Another edible river species is the river whelk, Neritina punctulata. This snail is found in large numbers in some rivers. They graze algae from the rocks and are closely related to similar snails found on rocks by the sea.

Unfortunately this fragile and precious environment is suffering damage. Bashment confirms that the river used to contain more life. Too many times he replied, “we lost that one” when I enquired if the species was found in the Buccament River. Threats to the river come from several sources –

• The use of pesticides to capture crayfish damages all life in the river.

• The introduction of foreign species, which eat or out compete the native river fauna. Tritri are extinct in Grenada possibly due to the introduction of a food fish called Tilapia. During this survey, we were alarmed to capture a red-eared slider terrapin in the Buccament River. The natural range of this reptile is the Mississippi River in the USA. It probably entered the Buccament River as a discarded pet released by an owner who had got tired of it. The red-eared slider terrapin is a voracious predator capable of eating all species in the river. This individual was a female in good condition – we can only hope she is alone.

• Nearly all species found in our rivers are tied to the sea in the early stages of their life cycle. Any activity that restricts the flow of water in the river has the potential to hold back the progress of the juveniles as they progress from the sea into the river system and will have a severe impact on river life.

• Increased urbanization, road building, resort development and deforestation along the riverbank all alter the nature of the river and degrades its value as a habitat for wildlife.

During these collecting expeditions, I was overwhelmed by the richness of our river heritage, not only by the many interesting organisms we saw, but also the traditions and culture associated with them.

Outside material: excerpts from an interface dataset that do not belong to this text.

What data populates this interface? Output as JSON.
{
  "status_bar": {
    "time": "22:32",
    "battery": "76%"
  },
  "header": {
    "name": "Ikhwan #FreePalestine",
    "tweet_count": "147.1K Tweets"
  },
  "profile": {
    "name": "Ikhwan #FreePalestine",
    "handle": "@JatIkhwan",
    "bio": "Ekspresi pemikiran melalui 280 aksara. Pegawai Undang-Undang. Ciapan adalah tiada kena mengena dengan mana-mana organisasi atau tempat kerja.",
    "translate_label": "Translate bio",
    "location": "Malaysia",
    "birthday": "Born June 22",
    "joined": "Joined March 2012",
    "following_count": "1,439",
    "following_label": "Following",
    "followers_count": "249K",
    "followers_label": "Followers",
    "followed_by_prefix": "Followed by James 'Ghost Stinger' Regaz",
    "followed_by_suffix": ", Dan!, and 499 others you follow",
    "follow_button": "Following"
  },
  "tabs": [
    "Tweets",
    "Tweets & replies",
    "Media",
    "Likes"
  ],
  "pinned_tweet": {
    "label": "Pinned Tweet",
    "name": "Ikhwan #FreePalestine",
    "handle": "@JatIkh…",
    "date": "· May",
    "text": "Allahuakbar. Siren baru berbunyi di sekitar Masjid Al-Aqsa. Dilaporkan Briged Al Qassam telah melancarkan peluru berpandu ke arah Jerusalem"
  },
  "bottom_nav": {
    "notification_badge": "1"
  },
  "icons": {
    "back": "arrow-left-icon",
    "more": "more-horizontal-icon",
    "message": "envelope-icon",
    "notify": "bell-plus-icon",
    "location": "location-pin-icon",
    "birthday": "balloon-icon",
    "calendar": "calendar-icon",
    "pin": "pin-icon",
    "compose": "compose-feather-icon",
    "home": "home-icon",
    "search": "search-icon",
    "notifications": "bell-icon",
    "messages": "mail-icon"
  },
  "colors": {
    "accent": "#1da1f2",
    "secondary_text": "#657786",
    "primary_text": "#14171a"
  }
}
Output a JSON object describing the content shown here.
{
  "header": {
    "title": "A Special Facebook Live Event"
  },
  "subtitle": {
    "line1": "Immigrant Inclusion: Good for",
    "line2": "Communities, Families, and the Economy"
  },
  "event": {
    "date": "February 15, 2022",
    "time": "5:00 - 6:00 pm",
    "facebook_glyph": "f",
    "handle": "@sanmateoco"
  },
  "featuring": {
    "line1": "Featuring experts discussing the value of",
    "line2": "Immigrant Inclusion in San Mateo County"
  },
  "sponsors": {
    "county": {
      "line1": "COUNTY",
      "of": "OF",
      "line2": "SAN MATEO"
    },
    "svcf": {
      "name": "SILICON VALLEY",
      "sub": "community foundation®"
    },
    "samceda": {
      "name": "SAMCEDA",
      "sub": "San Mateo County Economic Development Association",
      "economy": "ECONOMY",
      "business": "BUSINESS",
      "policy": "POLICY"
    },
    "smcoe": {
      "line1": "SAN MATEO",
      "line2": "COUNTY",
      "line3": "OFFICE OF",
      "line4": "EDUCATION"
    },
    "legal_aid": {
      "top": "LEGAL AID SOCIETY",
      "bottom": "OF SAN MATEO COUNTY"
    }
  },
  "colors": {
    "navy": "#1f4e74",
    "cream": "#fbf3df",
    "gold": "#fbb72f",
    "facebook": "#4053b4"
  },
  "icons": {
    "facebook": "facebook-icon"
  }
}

The fishing methods used, such as the wiss basket for catching crayfish, the flambeau, and trap of mapou leaves weighted down by stones on a crocus bag to catch tritri, are ancient and remind us of our ancestors. Local dishes like, crayfish and callaloo and tritri cakes, are the ones we make for special occasions and to send to relatives overseas who long for a taste of home. These traditions are uniquely Vincentian. If we allow the rivers to die, a special part of our culture dies with them. Please do what you can to preserve them for future generations of Vincentians.